Measure Would Encourage Federal Government to Reopen Claims of Asylum for Certain Indonesian Refugees
TRENTON – A concurrent resolution sponsored by Senator Peter J. Barnes III that would encourage the federal government to reconsider its policy regarding the deportation of Indonesian Christian refugees was approved today by the full Senate.
“Many of these men and women fled their native country of Indonesia due to religious persecution and traveled to America for a new beginning with real opportunity for their children and families,” said Senator Barnes, D-Middlesex. “Now our government is turning a blind eye to their plight, sending them back to Indonesia, and forcing many of these men and women to leave behind spouses, children and lives they built here in New Jersey.”
The resolution, SCR-12, would urge Congress to pass the “Indonesian Family Refugee Protection Act,” giving Indonesian citizens the opportunity to reopen their denied claims for asylum in the United States.
Many of these refugees left Indonesia after the death of Dictator Suharto in 1998 when Indonesian Christians were being persecuted, choosing to come to America on travel visas that allowed them to receive social security numbers and to work in the US. Starting in 2003, the US government required adult males from 15 predominately Muslim countries to register with US authorities.
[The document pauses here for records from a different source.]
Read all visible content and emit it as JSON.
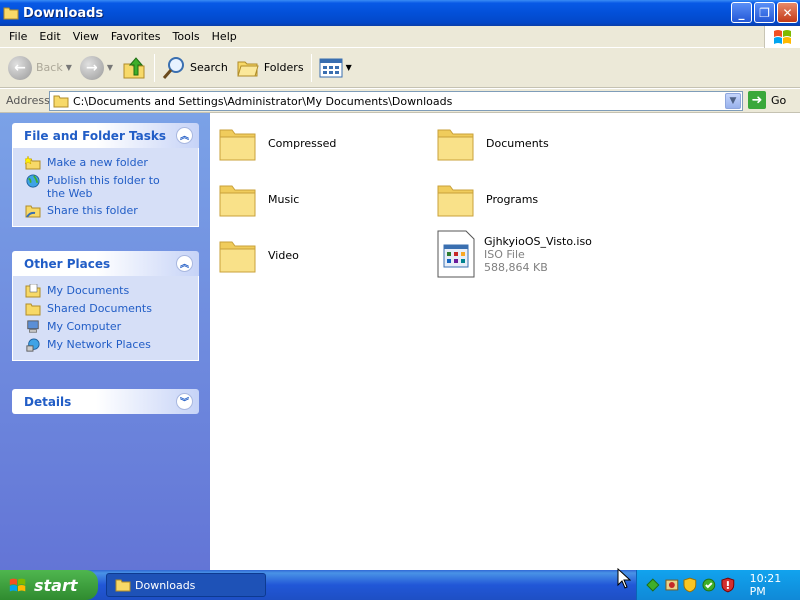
{
  "window": {
    "title": "Downloads"
  },
  "menu": [
    "File",
    "Edit",
    "View",
    "Favorites",
    "Tools",
    "Help"
  ],
  "toolbar": {
    "back": "Back",
    "search": "Search",
    "folders": "Folders"
  },
  "address": {
    "label": "Address",
    "path": "C:\\Documents and Settings\\Administrator\\My Documents\\Downloads",
    "go": "Go"
  },
  "left": {
    "file_tasks": {
      "title": "File and Folder Tasks",
      "items": [
        "Make a new folder",
        "Publish this folder to the Web",
        "Share this folder"
      ]
    },
    "other_places": {
      "title": "Other Places",
      "items": [
        "My Documents",
        "Shared Documents",
        "My Computer",
        "My Network Places"
      ]
    },
    "details": {
      "title": "Details"
    }
  },
  "content": {
    "items": [
      {
        "name": "Compressed"
      },
      {
        "name": "Documents"
      },
      {
        "name": "Music"
      },
      {
        "name": "Programs"
      },
      {
        "name": "Video"
      },
      {
        "name": "GjhkyioOS_Visto.iso",
        "type": "ISO File",
        "size": "588,864 KB"
      }
    ]
  },
  "taskbar": {
    "start": "start",
    "task": "Downloads",
    "clock": "10:21 PM"
  },
  "colors": {
    "titlebar": "#0350d8",
    "pane_link": "#215dc6",
    "folder": "#f7d968"
  }
}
In good faith, many of these refugees registered and began applying for permanent asylum status. Unfortunately, the majority of these claims were denied on a technicality – it was required that they apply for asylum within one year of arriving to the States. The Senator notes that the federal bill would only ask the US Immigration and Customs Enforcement to reopen the claims, and determine these refugees’ ability to stay on merit rather than on missing a deadline.
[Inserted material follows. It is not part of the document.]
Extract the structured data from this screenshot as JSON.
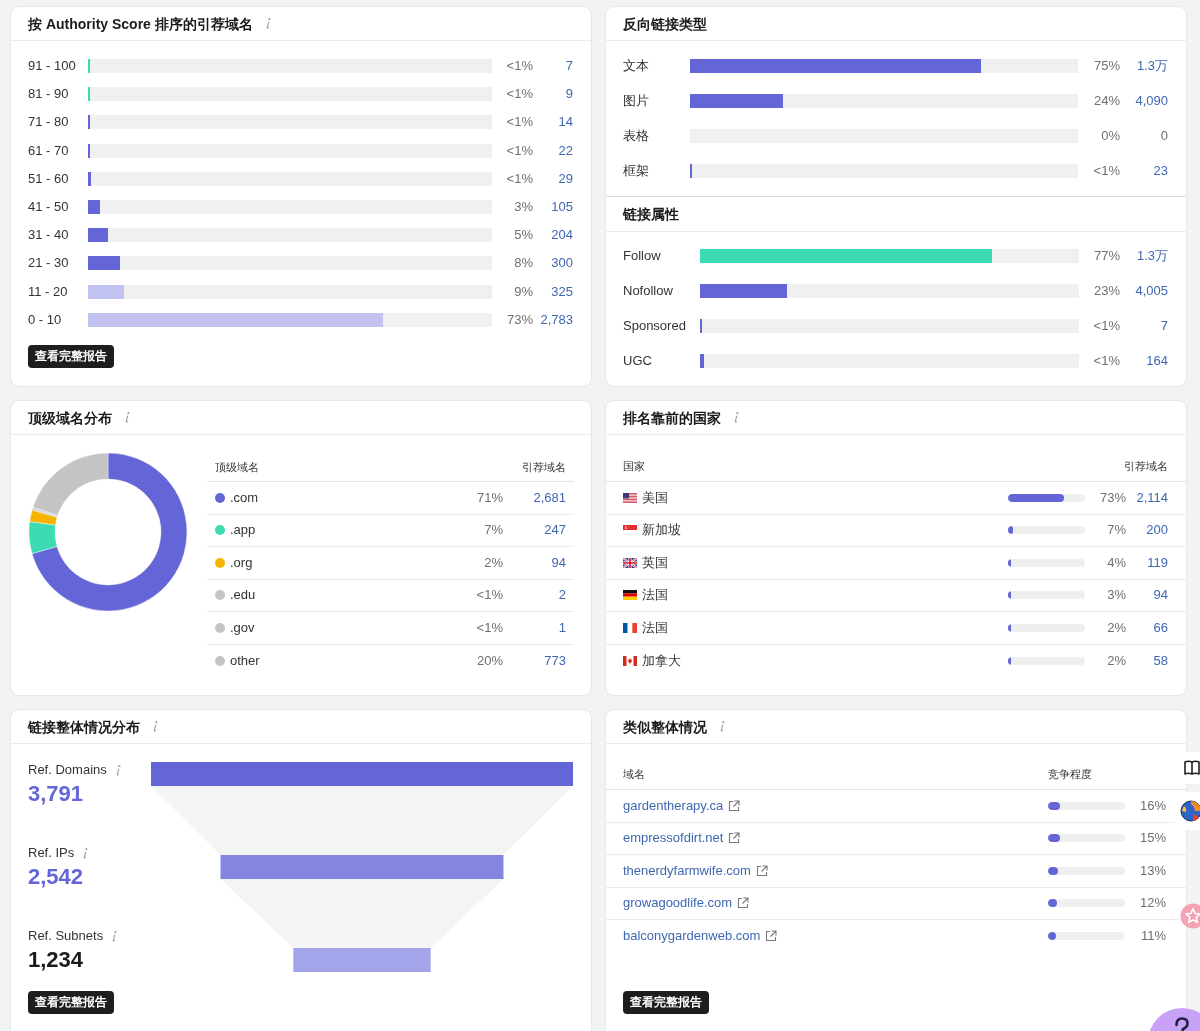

“It is abhorrent to send these individuals back to a country that has pushed them aside due to their faith,” said Senator Barnes. “In Indonesia, churches have been burned and destroyed and people have been denied college entrance and civil service positions for being Christians. For people who found refuge after surviving a period of tremendous violence and who have lived productive lives as our neighbors for 15 years or more, it would be cruel to send them back to a place they left in terror.”
The Reformed Church of Highland Park – within Senator Barnes’ District– made news the past few years for providing sanctuary to Indonesian refugees who were set to be deported. Last February, eight of these individuals received orders of supervision by US Immigration and Customs Enforcement, allowing them to return home to their families in New Jersey. Through passage of this federal law, Senator Barnes wants to provide all Indonesian refuges – including the roughly 80 within Central New Jersey – with the opportunity for their cases for asylum to be heard.
The resolution was approved by the Senate with a vote of 39-0. It now heads to the General Assembly for further consideration.